## WHAT IS NEEDED
A copy is needed of each line in the records that has the word "John".

## EXERCISE DATA
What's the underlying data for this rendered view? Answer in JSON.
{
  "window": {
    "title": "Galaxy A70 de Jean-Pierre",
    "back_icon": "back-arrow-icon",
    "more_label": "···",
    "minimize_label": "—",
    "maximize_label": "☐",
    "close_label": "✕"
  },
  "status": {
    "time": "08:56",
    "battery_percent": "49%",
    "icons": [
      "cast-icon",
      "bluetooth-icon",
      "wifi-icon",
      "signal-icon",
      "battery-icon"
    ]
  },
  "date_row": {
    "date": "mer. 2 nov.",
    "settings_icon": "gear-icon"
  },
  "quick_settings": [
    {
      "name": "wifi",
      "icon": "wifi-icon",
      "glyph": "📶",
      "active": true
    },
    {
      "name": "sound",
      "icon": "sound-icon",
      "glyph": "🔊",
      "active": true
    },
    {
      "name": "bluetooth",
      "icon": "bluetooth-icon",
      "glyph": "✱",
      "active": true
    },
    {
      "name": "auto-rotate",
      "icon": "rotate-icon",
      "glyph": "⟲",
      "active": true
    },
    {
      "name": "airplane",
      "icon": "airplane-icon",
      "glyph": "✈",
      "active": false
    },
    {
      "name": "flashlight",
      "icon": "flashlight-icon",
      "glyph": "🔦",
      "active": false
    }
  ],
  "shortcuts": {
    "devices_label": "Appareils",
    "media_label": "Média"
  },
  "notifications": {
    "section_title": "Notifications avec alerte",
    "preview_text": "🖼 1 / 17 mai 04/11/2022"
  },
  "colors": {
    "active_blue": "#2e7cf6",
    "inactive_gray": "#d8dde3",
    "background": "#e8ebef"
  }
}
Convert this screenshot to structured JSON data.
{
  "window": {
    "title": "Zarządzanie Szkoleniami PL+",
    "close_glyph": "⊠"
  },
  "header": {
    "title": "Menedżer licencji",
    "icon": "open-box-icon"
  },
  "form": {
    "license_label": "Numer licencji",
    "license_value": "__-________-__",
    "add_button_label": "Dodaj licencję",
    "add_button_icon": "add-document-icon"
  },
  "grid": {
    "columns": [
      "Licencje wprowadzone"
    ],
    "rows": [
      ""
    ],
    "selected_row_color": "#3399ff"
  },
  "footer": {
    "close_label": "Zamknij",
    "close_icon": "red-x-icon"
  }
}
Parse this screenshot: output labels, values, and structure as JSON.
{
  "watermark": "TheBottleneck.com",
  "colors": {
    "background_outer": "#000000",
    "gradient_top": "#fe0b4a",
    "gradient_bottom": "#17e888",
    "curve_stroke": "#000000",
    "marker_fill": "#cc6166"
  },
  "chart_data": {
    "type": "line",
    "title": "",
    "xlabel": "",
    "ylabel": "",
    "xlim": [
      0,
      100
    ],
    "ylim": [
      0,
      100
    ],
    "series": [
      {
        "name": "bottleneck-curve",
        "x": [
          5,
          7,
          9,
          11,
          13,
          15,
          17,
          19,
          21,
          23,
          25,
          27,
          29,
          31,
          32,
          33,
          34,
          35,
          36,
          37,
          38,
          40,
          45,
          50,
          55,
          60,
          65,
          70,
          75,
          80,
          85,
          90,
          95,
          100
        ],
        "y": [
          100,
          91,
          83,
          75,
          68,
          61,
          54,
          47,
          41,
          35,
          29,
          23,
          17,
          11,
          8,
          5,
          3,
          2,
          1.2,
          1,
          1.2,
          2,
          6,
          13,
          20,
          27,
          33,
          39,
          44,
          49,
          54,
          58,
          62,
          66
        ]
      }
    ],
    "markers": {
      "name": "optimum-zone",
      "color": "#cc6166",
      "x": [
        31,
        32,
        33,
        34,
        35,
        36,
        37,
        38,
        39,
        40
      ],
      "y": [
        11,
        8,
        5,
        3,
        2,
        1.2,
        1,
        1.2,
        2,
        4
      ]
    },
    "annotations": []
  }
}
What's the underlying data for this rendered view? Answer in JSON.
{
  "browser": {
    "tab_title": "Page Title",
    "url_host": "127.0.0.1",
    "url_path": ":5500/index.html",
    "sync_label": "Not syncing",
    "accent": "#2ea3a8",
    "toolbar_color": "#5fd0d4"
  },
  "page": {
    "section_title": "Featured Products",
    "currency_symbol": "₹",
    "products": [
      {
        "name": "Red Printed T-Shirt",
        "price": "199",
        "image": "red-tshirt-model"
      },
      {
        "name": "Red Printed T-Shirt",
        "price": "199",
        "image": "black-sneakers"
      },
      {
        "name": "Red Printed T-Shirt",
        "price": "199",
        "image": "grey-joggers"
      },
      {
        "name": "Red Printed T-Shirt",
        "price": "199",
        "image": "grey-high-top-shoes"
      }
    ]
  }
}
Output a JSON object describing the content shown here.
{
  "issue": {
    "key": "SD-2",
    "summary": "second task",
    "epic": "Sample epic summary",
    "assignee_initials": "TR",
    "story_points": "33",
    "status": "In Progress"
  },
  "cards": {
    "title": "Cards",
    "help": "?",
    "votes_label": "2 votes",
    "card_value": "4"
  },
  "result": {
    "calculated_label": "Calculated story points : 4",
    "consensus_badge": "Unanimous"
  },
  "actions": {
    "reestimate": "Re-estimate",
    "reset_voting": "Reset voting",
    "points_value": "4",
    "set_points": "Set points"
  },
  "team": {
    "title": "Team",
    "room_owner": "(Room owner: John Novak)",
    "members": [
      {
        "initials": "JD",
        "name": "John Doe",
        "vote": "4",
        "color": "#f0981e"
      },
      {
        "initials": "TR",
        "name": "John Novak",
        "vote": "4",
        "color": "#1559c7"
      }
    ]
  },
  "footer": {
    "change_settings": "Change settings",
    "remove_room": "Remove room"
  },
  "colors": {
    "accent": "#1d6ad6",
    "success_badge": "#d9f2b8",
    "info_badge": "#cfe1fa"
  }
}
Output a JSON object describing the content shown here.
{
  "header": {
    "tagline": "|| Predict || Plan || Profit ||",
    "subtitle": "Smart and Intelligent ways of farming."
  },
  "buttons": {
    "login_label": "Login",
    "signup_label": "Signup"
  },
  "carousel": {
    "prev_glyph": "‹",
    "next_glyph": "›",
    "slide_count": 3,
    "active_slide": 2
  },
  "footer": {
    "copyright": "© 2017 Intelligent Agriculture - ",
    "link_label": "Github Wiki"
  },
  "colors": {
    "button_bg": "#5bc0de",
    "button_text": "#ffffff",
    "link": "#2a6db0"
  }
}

## SOLUTION BELOW
    "room_owner": "(Room owner: John Novak)",
        "name": "John Doe",
        "name": "John Novak",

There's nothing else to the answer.